Nazi uniforms similar to the ones that have been the target of theft from museums in Denmark and the Netherlands are seen here on display at the Museum of Military History in Vienna, Austria. Photo: Flickr
Uniforms from Nazi Germany have been stolen from several museums in the Netherlands and Denmark over the past three months prompting question about what might be causing the heightened interest in Nazi paraphernalia behind the heists.
In the night of November 3, 2020, unknown perpetrators stole a total 20 Nazi-related exhibits from the Deutsches Museum Nordschleswig in Sonderborg, Denmark, German English-language media DW reports.
According to a press release from the museum, the perpetrators of the museum heist in Denmark’s Sonderborg were after Nazi paraphernalia.
“[They stole] objects that shed light on the National Socialist past of the (local) minority. They mainly went for various uniforms.
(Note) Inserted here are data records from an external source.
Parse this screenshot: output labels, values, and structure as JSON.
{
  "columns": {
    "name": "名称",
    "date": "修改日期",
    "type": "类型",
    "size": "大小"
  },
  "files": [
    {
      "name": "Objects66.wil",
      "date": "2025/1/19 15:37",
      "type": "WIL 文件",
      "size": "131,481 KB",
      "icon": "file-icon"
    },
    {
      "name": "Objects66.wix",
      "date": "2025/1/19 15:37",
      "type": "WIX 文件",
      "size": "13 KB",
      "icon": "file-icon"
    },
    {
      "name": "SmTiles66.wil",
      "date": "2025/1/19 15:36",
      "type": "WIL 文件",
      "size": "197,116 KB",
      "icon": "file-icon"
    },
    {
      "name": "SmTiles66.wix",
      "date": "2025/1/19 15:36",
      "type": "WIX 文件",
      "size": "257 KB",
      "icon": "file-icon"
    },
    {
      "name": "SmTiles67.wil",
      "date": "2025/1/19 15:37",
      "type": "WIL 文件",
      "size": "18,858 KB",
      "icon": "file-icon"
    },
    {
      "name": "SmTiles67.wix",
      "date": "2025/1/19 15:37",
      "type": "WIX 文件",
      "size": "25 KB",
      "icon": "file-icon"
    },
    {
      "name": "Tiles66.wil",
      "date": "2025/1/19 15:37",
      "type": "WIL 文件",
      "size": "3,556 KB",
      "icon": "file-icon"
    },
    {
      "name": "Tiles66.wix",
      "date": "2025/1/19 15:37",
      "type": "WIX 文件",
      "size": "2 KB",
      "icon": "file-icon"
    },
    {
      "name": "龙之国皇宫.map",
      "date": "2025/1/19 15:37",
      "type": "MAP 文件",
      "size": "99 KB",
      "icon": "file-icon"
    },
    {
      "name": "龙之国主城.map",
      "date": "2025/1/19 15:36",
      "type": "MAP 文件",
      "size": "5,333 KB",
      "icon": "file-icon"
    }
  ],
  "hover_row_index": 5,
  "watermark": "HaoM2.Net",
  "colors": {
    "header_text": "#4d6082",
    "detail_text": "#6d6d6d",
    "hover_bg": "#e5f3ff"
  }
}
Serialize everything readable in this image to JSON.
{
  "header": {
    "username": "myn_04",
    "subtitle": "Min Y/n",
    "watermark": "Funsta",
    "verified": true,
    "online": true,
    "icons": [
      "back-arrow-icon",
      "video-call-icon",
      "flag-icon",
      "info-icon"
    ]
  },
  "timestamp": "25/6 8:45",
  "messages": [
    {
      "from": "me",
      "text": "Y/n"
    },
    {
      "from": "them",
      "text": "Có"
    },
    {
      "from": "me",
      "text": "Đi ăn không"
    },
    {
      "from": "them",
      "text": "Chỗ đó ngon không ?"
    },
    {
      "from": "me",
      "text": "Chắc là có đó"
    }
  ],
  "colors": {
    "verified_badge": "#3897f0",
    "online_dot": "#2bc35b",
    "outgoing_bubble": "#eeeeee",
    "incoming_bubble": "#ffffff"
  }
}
These uniforms are coveted and valuable trophy items in certain collector circles, which could be a possible motive for the break-in,” the Museum is quoted as saying.
Before that, in October 2020, in a robbery in the War Museum in the Dutch city of Ossendrecht, near the Netherlands’ border with Belgium, burglars stole numerous display mannequins wearing historical uniforms and weapons.
The damages from the heist in the Ossendrecht War Museum are calculated at about EUR 1 million.
Also recently, in August 2020, a total of six perpetrators broke into the “Eyewitness Museum” in the southern Dutch town of Beek.
In a burglary which took only six minutes, they stole Nazi exhibits, resulting in damages worth EUR 1.5 million (USD 1.78 million).
It remains unclear whether the two museum heists in the Netherlands and the one in Denmark, all of them targeting Nazi uniforms and paraphernalia within the past three months, are somehow related.
The two museum burglaries in the Netherlands, however, caused other Dutch museums to take precautions.
Frans van Venrooij, the director of another war museum located in the Dutch village of Loon op Zand, took to secure locations many of his more valuable exhibits, such as silverware used by Adolf Hitler and Heinrich Himmler as well as a number SS and Hitler Youth uniforms. He also fortified the main entrance.
The War Museum in Overloon reacted by returned valuable exhibits on loan from the Netherlands Institute for War Documentation; those included one of the so-called death books from the Auschwitz-Birkenau extermination camp.
According to DW, there are clear indications that Nazi devotional objects are in greater demand than ever before, with a number of reports of stolen or forged Nazi paraphernalia in recent years.
The report cites online art market platform “Artnet” as saying that high-quality replicas or forgeries of Nazi items are presently being manufactured on large scales in countries such as Bulgaria (whose treasure hunting and antiques trafficking criminal industry has a history of forging archaeological artifacts, even Ancient Thracian treasures), Poland, Ukraine, and even Pakistan.
According to the report, the replicas or forgeries of Nazi paraphernalia in question are oftentimes of such a great quality that even experts could be fooled at first.
A case in had was a recent Holocaust exhibition in Argentina’s capital Buenos Aires where most of the exhibits turned out not to be original.
Collectors of items from Nazi Germany said to be most interested in uniforms, helmets, military orders of merit, daggers as well as personal items belonging to high-ranking officers or Nazi members.
According to Arnd Bauerkaemper, professor of 19th and 20th century history at the Berlin Free University and an expert in Nazi history, there are several reasons for the growing interest in Nazi-era artifacts, ranging from commercial interests to a fascination with National Socialism.
“Who creates the demand for these things? This is where you will come across a group of people that displays right-wing extremist tendencies. At the same time, you will also find some people who are not politically motivated but are fascinated by National Socialism,” says Bauerkaemper.
He blames the present-day fascination and fetishisation of the Nazi era on the great distance between the present and the events of the past.
“This historical detachment plays a big role; just think of Prince Harry’s fancy dress costume as [German Nazi General Erwin] Rommel — there was something playfully innocuous about it,” the professor states.
He has referred to a 2005 gaffe when 20-year-old Harry, one of the British successors to the throne, dressed up in a Nazi uniform, and later apologized for doing so.
At the same time, though, there are people buying Nazi devotional objects to prevent them from reaching the wrong hands.
In 2019, Lebanese businessman Abdallah Chatila purchased personal belongings from Adolf Hitler’s estate to donate them to the central Israeli Holocaust memorial Yad Vashem.
Back in 2019, the government of Austria decided to turn the building where Adolf Hitler was born into a police station in order to prevent it from becoming a gathering spot for Nazi admirers.